──────── SOURCE DATA ────────
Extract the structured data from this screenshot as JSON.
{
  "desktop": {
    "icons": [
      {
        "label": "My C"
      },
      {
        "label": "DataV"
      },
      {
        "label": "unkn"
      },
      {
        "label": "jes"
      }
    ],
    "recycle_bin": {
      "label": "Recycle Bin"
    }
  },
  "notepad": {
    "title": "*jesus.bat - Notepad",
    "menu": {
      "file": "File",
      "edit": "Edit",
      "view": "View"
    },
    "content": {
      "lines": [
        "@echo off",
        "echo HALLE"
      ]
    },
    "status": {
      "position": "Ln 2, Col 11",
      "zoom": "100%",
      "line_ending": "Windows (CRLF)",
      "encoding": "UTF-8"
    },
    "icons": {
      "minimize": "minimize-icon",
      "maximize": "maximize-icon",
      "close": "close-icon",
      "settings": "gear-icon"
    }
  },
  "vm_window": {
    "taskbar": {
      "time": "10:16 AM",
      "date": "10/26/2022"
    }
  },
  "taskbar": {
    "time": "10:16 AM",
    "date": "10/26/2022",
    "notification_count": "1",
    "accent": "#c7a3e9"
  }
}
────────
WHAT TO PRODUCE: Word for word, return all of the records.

ANSWER FOR THE TASK:
Extract the structured data from this screenshot as JSON.
{
  "desktop": {
    "icons": [
      {
        "label": "My C"
      },
      {
        "label": "DataV"
      },
      {
        "label": "unkn"
      },
      {
        "label": "jes"
      }
    ],
    "recycle_bin": {
      "label": "Recycle Bin"
    }
  },
  "notepad": {
    "title": "*jesus.bat - Notepad",
    "menu": {
      "file": "File",
      "edit": "Edit",
      "view": "View"
    },
    "content": {
      "lines": [
        "@echo off",
        "echo HALLE"
      ]
    },
    "status": {
      "position": "Ln 2, Col 11",
      "zoom": "100%",
      "line_ending": "Windows (CRLF)",
      "encoding": "UTF-8"
    },
    "icons": {
      "minimize": "minimize-icon",
      "maximize": "maximize-icon",
      "close": "close-icon",
      "settings": "gear-icon"
    }
  },
  "vm_window": {
    "taskbar": {
      "time": "10:16 AM",
      "date": "10/26/2022"
    }
  },
  "taskbar": {
    "time": "10:16 AM",
    "date": "10/26/2022",
    "notification_count": "1",
    "accent": "#c7a3e9"
  }
}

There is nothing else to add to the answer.